▸ SUPPLIED MATERIAL
"""

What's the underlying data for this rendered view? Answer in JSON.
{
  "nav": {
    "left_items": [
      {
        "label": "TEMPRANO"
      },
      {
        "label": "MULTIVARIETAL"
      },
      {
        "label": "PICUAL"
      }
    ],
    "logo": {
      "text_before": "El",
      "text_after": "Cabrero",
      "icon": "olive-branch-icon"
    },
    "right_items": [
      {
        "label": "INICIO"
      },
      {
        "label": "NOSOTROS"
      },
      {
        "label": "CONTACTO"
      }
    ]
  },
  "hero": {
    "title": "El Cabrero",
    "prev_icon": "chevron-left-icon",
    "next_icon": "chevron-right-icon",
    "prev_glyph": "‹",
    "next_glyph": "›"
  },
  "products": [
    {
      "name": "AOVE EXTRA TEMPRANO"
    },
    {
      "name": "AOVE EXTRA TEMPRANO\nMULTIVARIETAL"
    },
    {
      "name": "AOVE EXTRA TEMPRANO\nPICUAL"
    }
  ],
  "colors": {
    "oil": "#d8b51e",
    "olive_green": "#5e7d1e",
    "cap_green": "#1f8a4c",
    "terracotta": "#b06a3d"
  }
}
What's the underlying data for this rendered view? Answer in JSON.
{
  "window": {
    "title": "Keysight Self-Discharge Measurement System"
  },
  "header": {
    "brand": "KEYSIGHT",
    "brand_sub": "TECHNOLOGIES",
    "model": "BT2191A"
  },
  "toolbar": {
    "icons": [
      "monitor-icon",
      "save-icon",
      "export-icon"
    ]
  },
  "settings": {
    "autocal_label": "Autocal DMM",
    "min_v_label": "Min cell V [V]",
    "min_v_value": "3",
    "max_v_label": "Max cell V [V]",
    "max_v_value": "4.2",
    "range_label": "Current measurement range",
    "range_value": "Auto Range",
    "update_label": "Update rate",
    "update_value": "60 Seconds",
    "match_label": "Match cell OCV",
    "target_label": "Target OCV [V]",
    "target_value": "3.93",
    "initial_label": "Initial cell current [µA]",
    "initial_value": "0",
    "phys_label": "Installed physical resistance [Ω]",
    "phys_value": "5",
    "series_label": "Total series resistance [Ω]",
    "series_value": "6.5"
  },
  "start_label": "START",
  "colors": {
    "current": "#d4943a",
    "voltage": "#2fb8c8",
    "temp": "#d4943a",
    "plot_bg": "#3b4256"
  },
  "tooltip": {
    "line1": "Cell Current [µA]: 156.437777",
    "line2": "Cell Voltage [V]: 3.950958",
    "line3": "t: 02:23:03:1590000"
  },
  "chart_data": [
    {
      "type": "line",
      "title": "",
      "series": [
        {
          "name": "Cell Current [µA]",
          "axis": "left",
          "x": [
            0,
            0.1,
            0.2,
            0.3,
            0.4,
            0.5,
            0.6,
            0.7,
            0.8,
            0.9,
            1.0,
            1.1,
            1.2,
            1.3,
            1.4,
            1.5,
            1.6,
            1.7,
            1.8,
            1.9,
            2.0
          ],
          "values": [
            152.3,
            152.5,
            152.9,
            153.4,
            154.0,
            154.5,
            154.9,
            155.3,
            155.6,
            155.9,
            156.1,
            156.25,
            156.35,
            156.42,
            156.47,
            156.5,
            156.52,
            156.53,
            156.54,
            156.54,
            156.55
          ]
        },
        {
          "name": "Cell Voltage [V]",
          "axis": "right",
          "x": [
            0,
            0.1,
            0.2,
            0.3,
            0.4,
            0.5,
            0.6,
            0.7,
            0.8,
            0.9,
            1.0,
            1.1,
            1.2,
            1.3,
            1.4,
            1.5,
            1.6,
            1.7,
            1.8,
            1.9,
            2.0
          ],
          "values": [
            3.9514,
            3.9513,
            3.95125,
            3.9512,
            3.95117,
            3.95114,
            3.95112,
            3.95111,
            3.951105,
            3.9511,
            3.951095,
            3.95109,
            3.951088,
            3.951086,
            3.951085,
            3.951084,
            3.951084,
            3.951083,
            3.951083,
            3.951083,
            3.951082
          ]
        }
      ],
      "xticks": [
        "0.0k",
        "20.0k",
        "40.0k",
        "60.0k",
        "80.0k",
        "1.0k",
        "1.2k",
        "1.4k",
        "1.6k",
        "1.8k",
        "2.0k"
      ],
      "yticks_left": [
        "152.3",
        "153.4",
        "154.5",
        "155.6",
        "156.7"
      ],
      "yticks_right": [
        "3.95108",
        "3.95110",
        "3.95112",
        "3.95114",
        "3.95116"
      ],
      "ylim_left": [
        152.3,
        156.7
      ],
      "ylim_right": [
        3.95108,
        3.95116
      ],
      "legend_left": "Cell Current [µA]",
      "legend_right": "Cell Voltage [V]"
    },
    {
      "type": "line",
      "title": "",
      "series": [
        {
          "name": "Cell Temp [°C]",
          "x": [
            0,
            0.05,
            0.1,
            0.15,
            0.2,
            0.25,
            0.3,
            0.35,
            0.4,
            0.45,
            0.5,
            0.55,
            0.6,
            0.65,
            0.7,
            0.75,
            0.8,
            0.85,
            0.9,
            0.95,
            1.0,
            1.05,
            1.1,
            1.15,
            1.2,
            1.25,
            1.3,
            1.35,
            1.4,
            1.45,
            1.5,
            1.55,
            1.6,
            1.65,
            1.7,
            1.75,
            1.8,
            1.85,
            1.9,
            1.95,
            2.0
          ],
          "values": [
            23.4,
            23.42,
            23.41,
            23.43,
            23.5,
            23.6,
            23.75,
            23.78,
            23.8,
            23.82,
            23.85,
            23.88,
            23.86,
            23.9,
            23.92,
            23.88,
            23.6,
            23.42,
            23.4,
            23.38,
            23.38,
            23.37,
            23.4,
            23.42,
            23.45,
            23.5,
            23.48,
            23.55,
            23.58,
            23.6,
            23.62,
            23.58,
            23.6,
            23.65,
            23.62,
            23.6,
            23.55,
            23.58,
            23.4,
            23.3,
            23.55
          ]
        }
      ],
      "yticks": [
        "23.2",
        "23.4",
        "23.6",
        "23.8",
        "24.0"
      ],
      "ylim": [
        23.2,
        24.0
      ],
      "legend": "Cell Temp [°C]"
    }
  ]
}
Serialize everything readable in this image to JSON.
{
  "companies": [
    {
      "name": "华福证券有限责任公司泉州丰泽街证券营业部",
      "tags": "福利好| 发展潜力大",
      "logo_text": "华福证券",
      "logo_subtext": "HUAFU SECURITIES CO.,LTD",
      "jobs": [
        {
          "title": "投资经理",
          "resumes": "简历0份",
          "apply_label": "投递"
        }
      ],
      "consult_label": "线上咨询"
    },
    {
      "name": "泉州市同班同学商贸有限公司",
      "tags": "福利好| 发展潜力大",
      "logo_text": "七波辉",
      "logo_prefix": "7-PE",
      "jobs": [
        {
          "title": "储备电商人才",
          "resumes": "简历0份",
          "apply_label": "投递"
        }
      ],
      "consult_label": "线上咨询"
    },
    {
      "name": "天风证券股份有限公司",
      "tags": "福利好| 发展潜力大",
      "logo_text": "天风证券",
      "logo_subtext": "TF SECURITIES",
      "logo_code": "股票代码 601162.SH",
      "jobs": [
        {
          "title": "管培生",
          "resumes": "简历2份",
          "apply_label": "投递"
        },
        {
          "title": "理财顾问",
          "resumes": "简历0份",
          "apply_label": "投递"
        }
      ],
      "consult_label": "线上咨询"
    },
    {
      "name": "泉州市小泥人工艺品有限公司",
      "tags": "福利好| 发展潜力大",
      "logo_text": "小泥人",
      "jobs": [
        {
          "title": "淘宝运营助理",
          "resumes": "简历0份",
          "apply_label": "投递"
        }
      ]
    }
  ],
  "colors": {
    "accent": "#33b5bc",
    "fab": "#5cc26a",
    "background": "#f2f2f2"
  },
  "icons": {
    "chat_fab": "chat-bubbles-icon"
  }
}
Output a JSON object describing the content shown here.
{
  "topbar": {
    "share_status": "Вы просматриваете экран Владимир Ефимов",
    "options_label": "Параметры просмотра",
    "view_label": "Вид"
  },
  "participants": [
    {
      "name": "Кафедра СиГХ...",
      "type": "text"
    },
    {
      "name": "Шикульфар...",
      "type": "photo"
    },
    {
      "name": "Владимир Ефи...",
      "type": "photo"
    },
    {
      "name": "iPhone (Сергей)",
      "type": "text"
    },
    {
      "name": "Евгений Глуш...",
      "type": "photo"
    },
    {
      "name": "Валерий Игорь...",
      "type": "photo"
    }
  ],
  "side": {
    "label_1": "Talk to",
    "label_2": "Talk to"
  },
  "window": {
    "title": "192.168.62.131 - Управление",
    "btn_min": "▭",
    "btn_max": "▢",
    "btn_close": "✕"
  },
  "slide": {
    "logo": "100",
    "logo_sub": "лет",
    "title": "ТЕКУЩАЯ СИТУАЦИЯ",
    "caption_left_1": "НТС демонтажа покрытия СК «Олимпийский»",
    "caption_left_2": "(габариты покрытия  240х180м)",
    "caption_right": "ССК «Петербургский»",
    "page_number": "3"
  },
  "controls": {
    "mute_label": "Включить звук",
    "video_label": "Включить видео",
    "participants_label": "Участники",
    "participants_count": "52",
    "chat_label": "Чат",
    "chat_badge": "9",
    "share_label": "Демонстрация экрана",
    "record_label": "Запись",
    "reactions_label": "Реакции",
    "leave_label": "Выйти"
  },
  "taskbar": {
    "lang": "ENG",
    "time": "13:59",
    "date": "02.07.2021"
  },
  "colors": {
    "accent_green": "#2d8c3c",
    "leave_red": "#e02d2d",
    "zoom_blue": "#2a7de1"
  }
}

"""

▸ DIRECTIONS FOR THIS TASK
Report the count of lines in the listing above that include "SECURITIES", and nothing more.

▸ YOUR RESPONSE
2